The loose lit of the bundles of bristles in the moss rubber plate gives the brush favorable properties in view of the nature of the human and animal epidermis. Outwardly bulging portions, being less susceptible than hollow ones, and extremities require harder and denser bristles. When the brush hugs an extremity the pressure exercised by the moss and sponge rubber plates causes the heads to assume a position in which the plane defined by them is tangential in respect of the curvature whereas the bristles assume a radial position. The bristles are then closer to each other and the strong lower skin layer of the bristle carrier clamps the bristles fast so that they are given a harder effect.

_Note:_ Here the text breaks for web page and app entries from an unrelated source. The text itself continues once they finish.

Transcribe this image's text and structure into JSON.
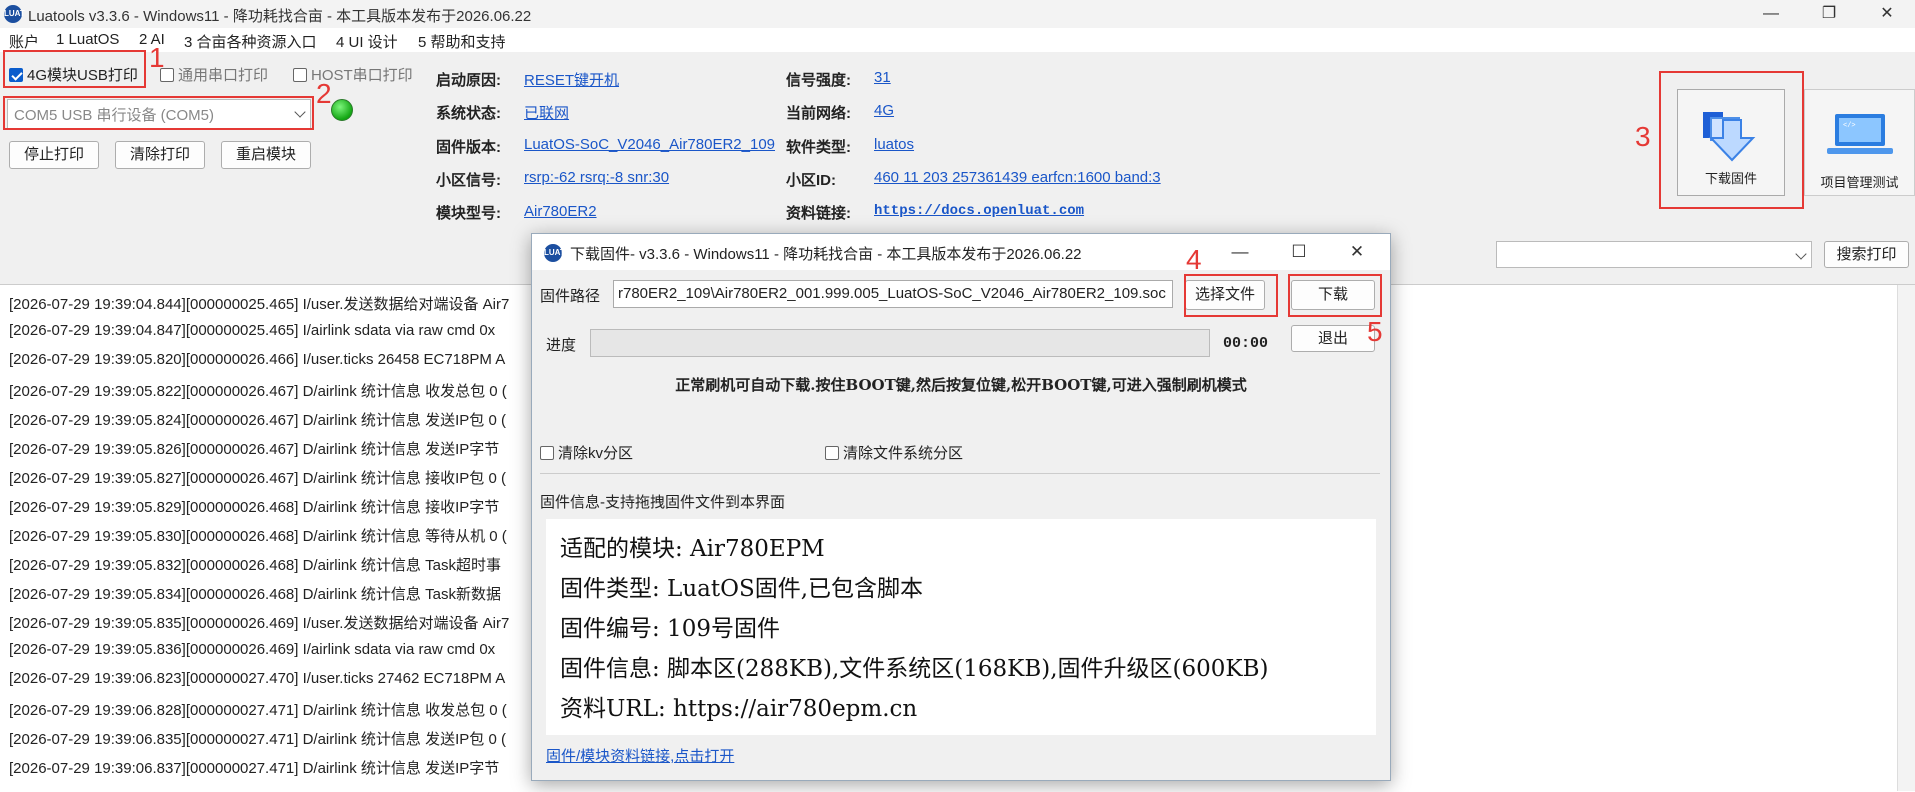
{
  "window": {
    "title": "Luatools  v3.3.6 - Windows11 - 降功耗找合亩 - 本工具版本发布于2026.06.22",
    "logo_text": "LUAT"
  },
  "menu": [
    "账户",
    "1 LuatOS",
    "2 AI",
    "3 合亩各种资源入口",
    "4 UI 设计",
    "5 帮助和支持"
  ],
  "toolbar": {
    "cb_4g": "4G模块USB打印",
    "cb_serial": "通用串口打印",
    "cb_host": "HOST串口打印",
    "port_select": "COM5 USB 串行设备 (COM5)",
    "stop_print": "停止打印",
    "clear_print": "清除打印",
    "restart_module": "重启模块",
    "download_fw": "下载固件",
    "project_mgmt": "项目管理测试",
    "search_print": "搜索打印"
  },
  "info": {
    "boot_reason_label": "启动原因:",
    "boot_reason": "RESET键开机",
    "sys_status_label": "系统状态:",
    "sys_status": "已联网",
    "fw_version_label": "固件版本:",
    "fw_version": "LuatOS-SoC_V2046_Air780ER2_109",
    "cell_signal_label": "小区信号:",
    "cell_signal": "rsrp:-62 rsrq:-8 snr:30",
    "module_model_label": "模块型号:",
    "module_model": "Air780ER2",
    "signal_strength_label": "信号强度:",
    "signal_strength": "31",
    "network_label": "当前网络:",
    "network": "4G",
    "sw_type_label": "软件类型:",
    "sw_type": "luatos",
    "cell_id_label": "小区ID:",
    "cell_id": "460 11 203 257361439 earfcn:1600 band:3",
    "doc_link_label": "资料链接:",
    "doc_link": "https://docs.openluat.com"
  },
  "annotations": [
    "1",
    "2",
    "3",
    "4",
    "5"
  ],
  "log": [
    "[2026-07-29 19:39:04.844][000000025.465] I/user.发送数据给对端设备 Air7",
    "[2026-07-29 19:39:04.847][000000025.465] I/airlink sdata via raw cmd 0x",
    "[2026-07-29 19:39:05.820][000000026.466] I/user.ticks 26458 EC718PM A",
    "[2026-07-29 19:39:05.822][000000026.467] D/airlink 统计信息 收发总包 0 (",
    "[2026-07-29 19:39:05.824][000000026.467] D/airlink 统计信息 发送IP包 0 (",
    "[2026-07-29 19:39:05.826][000000026.467] D/airlink 统计信息 发送IP字节",
    "[2026-07-29 19:39:05.827][000000026.467] D/airlink 统计信息 接收IP包 0 (",
    "[2026-07-29 19:39:05.829][000000026.468] D/airlink 统计信息 接收IP字节",
    "[2026-07-29 19:39:05.830][000000026.468] D/airlink 统计信息 等待从机 0 (",
    "[2026-07-29 19:39:05.832][000000026.468] D/airlink 统计信息 Task超时事",
    "[2026-07-29 19:39:05.834][000000026.468] D/airlink 统计信息 Task新数据",
    "[2026-07-29 19:39:05.835][000000026.469] I/user.发送数据给对端设备 Air7",
    "[2026-07-29 19:39:05.836][000000026.469] I/airlink sdata via raw cmd 0x",
    "[2026-07-29 19:39:06.823][000000027.470] I/user.ticks 27462 EC718PM A",
    "[2026-07-29 19:39:06.828][000000027.471] D/airlink 统计信息 收发总包 0 (",
    "[2026-07-29 19:39:06.835][000000027.471] D/airlink 统计信息 发送IP包 0 (",
    "[2026-07-29 19:39:06.837][000000027.471] D/airlink 统计信息 发送IP字节"
  ],
  "dialog": {
    "title": "下载固件- v3.3.6 - Windows11 - 降功耗找合亩 - 本工具版本发布于2026.06.22",
    "fw_path_label": "固件路径",
    "fw_path": "r780ER2_109\\Air780ER2_001.999.005_LuatOS-SoC_V2046_Air780ER2_109.soc",
    "choose_file": "选择文件",
    "download": "下载",
    "progress_label": "进度",
    "progress_time": "00:00",
    "progress_value": 0,
    "exit": "退出",
    "notice": "正常刷机可自动下载.按住BOOT键,然后按复位键,松开BOOT键,可进入强制刷机模式",
    "clear_kv": "清除kv分区",
    "clear_fs": "清除文件系统分区",
    "fw_info_title": "固件信息-支持拖拽固件文件到本界面",
    "fw_info_lines": [
      "适配的模块: Air780EPM",
      "固件类型: LuatOS固件,已包含脚本",
      "固件编号: 109号固件",
      "固件信息: 脚本区(288KB),文件系统区(168KB),固件升级区(600KB)",
      "资料URL: https://air780epm.cn"
    ],
    "fw_link": "固件/模块资料链接,点击打开"
  }
}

The opposite effect is observed when the brush is bulged outwardly, e. g., at a hollow portion of the body.
What 1' claim is:
1. In a brush comprising a resilient body, the combination of a rubber plate comprising a core formed with a plurality of hollow cells closed from each other and having on both sides of said core a closed surface layer less resilient than said core, said plate being xedly connected to said body with one of said surface layers and having a plurality of holes extending through said surface layers and core, and' a plurality of bristle inembers consisting of material sufficiently resilient to deflect under brushing pressure, each of said bristle members extending as a loose t in one of said holes through the core of said plate and beyond the outer surface layer thereof, which is remote from said body, and carrying a convextop head retained between said body and rubber plate.
2. In a brush comprising a resilient body, the combination of a rubber plate comprising a core formed with a plurality of hollow cells closed from each other and having on both sides of said core a closed surface layer less resilient than. said core, said plate being xedly connected to said body with one of said surface layers and having a plurality of holes extending through said surface layers and core, and a plurality of bristle members consisting of material suiciently resilient to deflect under brushing pressure, each of said bristle members extending as a loose t in one of said holes through the core of said plate and beyond the outer surface layer thereof, which is remote from said body, and carrying a convex-top head retained between said body and' rubber plate, the thickness of said rubber plate, the width of said holes and the thickness of said bristle members in said holes being so related that said outer surface layer when outwardly concavely deformed is adapted to clamp and when outwardly convexly formed is adapted to release said bristle member, whereby the effective length and resiliency of said bristle members is varied in dependence of the shape in which said outer surface layer is deformed.
References Cited in the file of this patent UNITED STATES PATENTS Number 10 Number Name Date Alexander Jan. 11, 1921 Snell May 1, 1934 Wybrants May 18, 1948 Neff et al Sept. 27, 1949 FOREIGN PATENTS Country Date Australia Mar. 18, 1932 Italy Oct. 27, 1947 Germany Mar. 1, 1930 France Nov. 8, 1948